cover image Guesswork: A Reckoning with Loss

Guesswork: A Reckoning with Loss

Martha Cooley. Catapult, $16.95 trade paper (192p) ISBN 978-1-93678-746-3

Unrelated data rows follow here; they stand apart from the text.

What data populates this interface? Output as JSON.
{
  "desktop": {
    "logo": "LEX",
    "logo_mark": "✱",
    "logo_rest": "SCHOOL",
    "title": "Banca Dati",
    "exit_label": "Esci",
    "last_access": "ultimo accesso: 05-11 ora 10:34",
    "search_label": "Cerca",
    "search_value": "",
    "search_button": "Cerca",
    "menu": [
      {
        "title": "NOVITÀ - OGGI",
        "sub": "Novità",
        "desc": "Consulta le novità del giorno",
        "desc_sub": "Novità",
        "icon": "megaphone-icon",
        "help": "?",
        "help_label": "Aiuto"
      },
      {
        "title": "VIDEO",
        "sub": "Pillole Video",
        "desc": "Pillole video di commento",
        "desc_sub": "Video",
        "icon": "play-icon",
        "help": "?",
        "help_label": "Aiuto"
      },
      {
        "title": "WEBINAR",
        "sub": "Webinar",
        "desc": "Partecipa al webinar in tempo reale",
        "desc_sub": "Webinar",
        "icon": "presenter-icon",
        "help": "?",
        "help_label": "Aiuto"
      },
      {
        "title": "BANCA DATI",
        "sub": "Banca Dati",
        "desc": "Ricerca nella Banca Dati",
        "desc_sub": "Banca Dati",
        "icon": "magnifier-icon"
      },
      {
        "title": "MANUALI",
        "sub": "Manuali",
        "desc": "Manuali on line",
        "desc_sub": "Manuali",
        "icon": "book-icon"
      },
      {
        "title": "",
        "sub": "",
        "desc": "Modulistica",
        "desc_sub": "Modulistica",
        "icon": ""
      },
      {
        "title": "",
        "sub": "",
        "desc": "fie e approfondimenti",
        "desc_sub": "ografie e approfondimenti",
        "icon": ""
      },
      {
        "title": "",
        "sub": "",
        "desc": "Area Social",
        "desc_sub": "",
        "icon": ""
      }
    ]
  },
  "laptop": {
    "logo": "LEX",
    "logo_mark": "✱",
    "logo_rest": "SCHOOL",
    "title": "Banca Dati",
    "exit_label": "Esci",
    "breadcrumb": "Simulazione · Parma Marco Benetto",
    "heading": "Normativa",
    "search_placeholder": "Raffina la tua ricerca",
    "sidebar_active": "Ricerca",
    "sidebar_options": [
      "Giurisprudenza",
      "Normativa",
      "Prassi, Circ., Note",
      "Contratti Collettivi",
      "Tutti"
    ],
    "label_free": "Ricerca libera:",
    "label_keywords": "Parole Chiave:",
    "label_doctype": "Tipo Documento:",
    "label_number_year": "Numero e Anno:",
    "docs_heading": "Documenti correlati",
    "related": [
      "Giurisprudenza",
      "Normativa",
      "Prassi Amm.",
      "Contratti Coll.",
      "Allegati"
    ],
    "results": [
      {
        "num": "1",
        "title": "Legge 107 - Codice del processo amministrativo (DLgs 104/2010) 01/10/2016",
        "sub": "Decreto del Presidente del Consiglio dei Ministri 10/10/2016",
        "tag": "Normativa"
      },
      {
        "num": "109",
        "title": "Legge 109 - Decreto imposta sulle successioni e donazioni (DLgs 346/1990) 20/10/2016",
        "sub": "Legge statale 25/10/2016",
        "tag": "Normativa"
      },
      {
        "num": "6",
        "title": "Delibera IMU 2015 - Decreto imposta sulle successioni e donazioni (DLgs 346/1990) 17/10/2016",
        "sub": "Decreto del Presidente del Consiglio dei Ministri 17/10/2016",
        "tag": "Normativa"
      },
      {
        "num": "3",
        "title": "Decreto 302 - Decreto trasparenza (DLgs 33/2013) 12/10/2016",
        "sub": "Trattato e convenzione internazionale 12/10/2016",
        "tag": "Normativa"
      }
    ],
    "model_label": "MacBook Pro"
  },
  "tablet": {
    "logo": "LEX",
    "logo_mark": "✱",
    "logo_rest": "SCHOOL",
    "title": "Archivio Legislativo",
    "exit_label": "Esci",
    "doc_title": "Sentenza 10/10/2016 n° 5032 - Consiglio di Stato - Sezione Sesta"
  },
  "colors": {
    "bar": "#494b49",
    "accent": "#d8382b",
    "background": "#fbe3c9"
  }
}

Cooley’s (Thirty-Three Swoons) touching memoir recounts a year living in the rural Italian village of Castiglione del Terziere, a castle town, where—in the off-season—there are only a dozen or so residents. Cooley and her husband Antonio, both fiction writers and translators, take a leisurely approach to country living. Though the book begins as a love letter to Castiglione, it turns into an introspective family memoir. Cooley meditates on her parents’ deteriorating health and contemplates the deaths of friends—a “rabbit hole of loss”—that preceded her move to Italy. Once in Italy, she visits the Costa Concordia shipwreck, gets to know the other women in town, and becomes deeply familiar with the cats of Castiglione. In the midst of tragedy, Cooley finds solace in literature and poetry, quoting poets such as Zbigniew Herbert, T.S. Eliot, Walt Whitman, and Philip Larkin. Her devotion to her mother is intertwined with her devotion to literature. As her mother slowly goes blind, their shared love of reading, or listening to books, unites them. Like the ill-fated Costa Concordia, Cooley must learn to “steer amidst obstacles,” and though her passage is not always smooth, it is instructive and humanizing. [em](May) [/em]